If you’re like most men and women, turning 40 feels like life as you know it is accelerating to an end. People often turn to expensive cosmetic creams, botox injections, supplements, and fad diets, all in search of the fountain of youth. No matter how enticing a product box or advertisement may seem, the truth is, these are merely temporary band-aids that cover up underlying health problems.
Want to look and feel young, fresh, and like you just spent a weekend in the Bahamas? Save your money and follow these quick and cheap lifestyle fixes:
1) Use Sunscreen
• Problem: UV radiation from the sun is a carcinogen and was responsible for almost 60,000 skin cancer diagnoses and over 8,600 deaths in the United States in 2008 (CDC) alone. Excessive UV exposure can damage DNA and accelerate skin wrinkling and dryness.
• Solution: Reapply sunscreen throughout the day if you know you’re going to be in direct sunlight. Researchers believe between 5-30 minutes of sunlight between the hours of 10am and 3pm is all that is needed to get the proper daily dose of Vitamin D. Avoid tanning beds all together, as they can emit abnormally high doses of UV radiation. To keep your skin looking extra fresh try the Voskos Greek Yogurt face mask. Greek yogurt contains lactic acid, which can help exfoliate and moisturize the skin.
2) Minimize Stress
• Problem: In my opinion, stress is one of the major causes of aging and most diseases. Chronic stress can wreak havoc on the endocrine system and create hormonal imbalances. Chronic stress has been shown to accelerate atherosclerosis, Type II diabetes, abdominal obesity, and hypertension (McEwen and Seeman 1999). It can also lead to “immunosuppressive effects” causing you to get sick more often.
• Solution: Make stress management a priority and find time during your day to de-stress. Methods such as yoga, tai chi, meditation, and exercise have all been shown in clinical settings to reduce blood cortisol levels (the body’s stress hormone).
3) Maintain a Proper Diet
• Problem: The modern American diet is high in trans- and saturated fats, refined carbohydrates, and sugar (both from sucrose and high-fructose corn syrup). This type of diet has been linked on many accounts to numerous diseases such as heart disease, obesity, Type II diabetes, and even some cancers!
• Solution: Maintain a diet that is high in fruits and vegetables (rich in anti-oxidants), lean protein (mainly egg whites, poultry, and fish), nuts and seeds, and whole grains. The only supplement I take is EPA-DHA fish oil (approximately 3 grams per day). Avoid eating out whenever possible. If time is an issue, make all of your meals ahead of time on Sunday for the following week.
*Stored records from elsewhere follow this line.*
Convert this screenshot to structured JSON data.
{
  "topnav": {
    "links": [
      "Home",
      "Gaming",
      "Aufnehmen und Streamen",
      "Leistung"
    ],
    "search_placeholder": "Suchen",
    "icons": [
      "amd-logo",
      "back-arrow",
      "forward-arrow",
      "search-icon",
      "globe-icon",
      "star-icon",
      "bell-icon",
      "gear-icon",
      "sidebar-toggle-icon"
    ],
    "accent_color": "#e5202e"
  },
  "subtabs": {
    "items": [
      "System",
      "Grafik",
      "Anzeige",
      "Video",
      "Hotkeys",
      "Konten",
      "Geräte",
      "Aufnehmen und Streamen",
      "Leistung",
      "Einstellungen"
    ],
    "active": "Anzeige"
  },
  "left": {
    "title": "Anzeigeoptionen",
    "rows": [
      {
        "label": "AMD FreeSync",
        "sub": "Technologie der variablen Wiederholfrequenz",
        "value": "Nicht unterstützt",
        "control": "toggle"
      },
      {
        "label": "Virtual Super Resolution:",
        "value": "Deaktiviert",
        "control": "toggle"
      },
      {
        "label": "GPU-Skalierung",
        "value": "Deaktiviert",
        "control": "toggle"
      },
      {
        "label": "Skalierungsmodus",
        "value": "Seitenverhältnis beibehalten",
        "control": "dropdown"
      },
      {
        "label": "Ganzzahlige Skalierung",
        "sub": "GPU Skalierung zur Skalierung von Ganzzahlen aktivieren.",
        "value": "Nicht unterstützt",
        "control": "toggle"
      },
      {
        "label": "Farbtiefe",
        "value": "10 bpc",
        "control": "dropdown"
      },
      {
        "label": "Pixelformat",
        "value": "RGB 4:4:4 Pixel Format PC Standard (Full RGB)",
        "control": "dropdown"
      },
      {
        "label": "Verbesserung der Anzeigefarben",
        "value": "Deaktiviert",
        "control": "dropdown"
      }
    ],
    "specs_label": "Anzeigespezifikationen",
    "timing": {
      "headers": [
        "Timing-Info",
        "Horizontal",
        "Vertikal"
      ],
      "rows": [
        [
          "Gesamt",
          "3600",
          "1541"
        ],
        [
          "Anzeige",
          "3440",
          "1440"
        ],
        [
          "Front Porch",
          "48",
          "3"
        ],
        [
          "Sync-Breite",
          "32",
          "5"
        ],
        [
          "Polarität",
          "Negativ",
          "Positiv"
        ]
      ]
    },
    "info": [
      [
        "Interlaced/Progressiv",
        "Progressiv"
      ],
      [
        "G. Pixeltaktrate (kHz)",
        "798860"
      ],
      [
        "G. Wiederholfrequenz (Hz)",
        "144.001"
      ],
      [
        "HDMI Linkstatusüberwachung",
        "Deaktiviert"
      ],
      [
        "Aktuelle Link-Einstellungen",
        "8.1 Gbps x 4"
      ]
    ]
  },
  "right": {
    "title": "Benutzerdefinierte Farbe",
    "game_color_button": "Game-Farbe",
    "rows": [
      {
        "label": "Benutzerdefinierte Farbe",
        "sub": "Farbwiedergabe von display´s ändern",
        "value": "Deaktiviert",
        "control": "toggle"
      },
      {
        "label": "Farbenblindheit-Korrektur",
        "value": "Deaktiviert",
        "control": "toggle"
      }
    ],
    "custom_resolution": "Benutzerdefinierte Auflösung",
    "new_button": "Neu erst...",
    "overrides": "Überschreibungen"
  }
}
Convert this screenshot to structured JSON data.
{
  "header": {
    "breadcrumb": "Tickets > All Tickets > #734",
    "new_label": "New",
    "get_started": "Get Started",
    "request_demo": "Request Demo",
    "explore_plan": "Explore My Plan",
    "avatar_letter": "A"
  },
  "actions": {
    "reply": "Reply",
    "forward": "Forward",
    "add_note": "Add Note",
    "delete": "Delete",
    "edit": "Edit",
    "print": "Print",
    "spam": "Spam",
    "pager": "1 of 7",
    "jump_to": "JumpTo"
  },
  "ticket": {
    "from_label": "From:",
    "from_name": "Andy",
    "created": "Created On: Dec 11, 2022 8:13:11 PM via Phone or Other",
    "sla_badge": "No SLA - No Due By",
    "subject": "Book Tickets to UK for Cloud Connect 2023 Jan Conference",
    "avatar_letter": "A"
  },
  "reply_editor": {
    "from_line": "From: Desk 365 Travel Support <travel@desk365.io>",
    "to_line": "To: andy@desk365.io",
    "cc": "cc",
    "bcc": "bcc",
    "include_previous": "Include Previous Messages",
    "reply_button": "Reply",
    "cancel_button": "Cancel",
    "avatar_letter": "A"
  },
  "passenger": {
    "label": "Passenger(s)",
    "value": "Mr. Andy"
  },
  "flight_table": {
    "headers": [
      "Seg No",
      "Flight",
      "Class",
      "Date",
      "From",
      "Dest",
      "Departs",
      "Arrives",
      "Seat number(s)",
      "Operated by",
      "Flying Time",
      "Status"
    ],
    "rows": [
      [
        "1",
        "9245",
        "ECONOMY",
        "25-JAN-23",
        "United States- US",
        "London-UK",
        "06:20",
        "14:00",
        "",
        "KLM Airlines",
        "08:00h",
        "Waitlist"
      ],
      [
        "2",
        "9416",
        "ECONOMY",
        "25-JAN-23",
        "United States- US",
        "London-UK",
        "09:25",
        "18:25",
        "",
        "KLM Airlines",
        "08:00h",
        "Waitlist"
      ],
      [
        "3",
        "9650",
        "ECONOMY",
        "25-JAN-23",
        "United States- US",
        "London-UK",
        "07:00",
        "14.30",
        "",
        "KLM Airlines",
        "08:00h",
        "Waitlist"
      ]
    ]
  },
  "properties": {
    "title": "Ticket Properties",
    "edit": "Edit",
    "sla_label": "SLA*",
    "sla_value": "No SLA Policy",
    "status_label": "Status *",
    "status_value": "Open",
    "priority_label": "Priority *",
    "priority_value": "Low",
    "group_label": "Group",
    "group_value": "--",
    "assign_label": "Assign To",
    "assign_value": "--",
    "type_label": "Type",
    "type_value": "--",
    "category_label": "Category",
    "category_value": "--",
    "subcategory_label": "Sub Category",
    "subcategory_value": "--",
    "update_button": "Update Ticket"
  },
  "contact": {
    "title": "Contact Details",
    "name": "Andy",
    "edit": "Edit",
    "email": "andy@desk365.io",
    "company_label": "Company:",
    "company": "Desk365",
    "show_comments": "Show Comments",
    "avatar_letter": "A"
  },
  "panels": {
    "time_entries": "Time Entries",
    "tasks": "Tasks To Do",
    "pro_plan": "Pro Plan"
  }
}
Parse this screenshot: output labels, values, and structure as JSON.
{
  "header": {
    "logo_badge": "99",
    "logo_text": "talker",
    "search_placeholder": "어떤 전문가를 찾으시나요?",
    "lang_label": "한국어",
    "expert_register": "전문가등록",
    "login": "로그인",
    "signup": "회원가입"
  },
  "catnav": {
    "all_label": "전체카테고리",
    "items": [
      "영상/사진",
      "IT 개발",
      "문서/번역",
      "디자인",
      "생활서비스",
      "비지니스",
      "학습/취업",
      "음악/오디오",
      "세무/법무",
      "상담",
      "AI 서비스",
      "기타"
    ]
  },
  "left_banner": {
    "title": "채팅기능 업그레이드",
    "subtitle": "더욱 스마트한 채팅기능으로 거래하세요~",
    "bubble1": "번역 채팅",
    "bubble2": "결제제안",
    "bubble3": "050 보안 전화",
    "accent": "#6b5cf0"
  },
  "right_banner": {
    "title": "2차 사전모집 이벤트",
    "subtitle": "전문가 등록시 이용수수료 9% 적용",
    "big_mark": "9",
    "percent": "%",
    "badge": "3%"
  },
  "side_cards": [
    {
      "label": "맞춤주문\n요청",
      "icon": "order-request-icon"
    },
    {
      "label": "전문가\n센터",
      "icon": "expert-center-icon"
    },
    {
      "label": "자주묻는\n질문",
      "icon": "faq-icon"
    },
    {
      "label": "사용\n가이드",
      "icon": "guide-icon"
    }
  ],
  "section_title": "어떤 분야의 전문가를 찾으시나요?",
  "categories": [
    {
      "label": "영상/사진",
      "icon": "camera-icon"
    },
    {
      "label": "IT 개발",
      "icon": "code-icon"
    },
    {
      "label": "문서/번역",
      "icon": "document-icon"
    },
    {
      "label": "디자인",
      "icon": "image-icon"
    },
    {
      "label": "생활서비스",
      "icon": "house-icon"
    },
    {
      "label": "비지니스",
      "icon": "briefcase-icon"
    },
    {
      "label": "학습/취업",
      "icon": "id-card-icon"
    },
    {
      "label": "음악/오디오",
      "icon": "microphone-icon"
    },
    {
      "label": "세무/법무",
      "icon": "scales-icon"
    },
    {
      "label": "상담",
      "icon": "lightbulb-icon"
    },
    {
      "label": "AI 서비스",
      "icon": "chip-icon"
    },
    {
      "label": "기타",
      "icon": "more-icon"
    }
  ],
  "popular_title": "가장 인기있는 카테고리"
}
Don’t forget to drink between 1-3 liters of water (depending on physical activity) daily to help flush out toxins from the liver.
4) Limit Alcohol Consumption
• Problem: Alcohol is a poison, and thus should be consumed in very small quantities. The side effects are seemingly endless: weight gain, hypertension, impaired immunity, some cancers, fatty liver, hepatitis, liver cirrhosis, and liver cancer. Your liver can only metabolize about 1 drink per hour. Chronic alcohol use will accelerate the aging process.
• Solution: Limit alcohol consumption to 1-2 drinks per weekend, or even better, 1-2 drinks per month.
5) Don’t Smoke Anything, Period!
• Problem: There is no benefit to smoking. Whether a substance is addictive or not, smoking causes cancer of the bladder, cervix, esophagus, kidneys, larynx, lungs, pharynx, pancreas, oral cavity, and stomach, as well as birth defects, coronary heart disease, emphysema, bronchitis, and COPD, just to name a few. Given the correlation between disease and aging, smoking will cause you to age faster.
• Solution: Don’t smoke anything, Period!
6) Limit Prescription Drug Use
• Problem: These days there is a drug for everything. Sometimes (more often than not), the long-term side effects of these drugs outweigh the benefits. Living a healthy lifestyle can often fix some health problems without drug use. For example, simply changing dietary and exercise habits can alleviate the hypertension and Type II diabetes caused by obesity.
• Solution: Prescription drugs should be an absolute last resort. Talk to your doctor about weighing the long-term risks and benefits of the drugs you are taking.
7) Get Proper Sleep
• Problem: Most people don’t get enough sleep and vary the times that they go to bed. Altering your circadian rhythm can cause metabolic and hormonal fluctuations, leading to increases in stress and fat storage.
• Solution: Get a consistent 7-8 hours of sleep per night and try to go to bed and wake up at the same times every day.